> [TRY IT]: For the word "label", count the lines below that contain it. Give the number alone.

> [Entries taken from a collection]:
┄┄┄┄┄┄┄┄┄┄

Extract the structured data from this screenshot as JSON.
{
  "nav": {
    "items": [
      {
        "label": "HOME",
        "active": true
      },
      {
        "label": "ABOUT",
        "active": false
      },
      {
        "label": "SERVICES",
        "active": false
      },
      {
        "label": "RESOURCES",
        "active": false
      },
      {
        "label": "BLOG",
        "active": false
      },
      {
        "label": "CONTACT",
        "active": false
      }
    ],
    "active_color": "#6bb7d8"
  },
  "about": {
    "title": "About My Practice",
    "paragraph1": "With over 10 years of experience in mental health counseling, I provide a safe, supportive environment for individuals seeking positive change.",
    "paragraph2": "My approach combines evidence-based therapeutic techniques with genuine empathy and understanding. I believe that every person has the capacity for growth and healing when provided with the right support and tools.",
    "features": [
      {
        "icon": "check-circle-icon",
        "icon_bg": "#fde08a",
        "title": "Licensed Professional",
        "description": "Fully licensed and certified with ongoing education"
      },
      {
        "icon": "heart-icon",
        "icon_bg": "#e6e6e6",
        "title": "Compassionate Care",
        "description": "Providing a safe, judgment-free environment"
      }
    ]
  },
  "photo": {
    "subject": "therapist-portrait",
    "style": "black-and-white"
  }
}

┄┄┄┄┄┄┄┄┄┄

> [RESPONSE AREA]: 6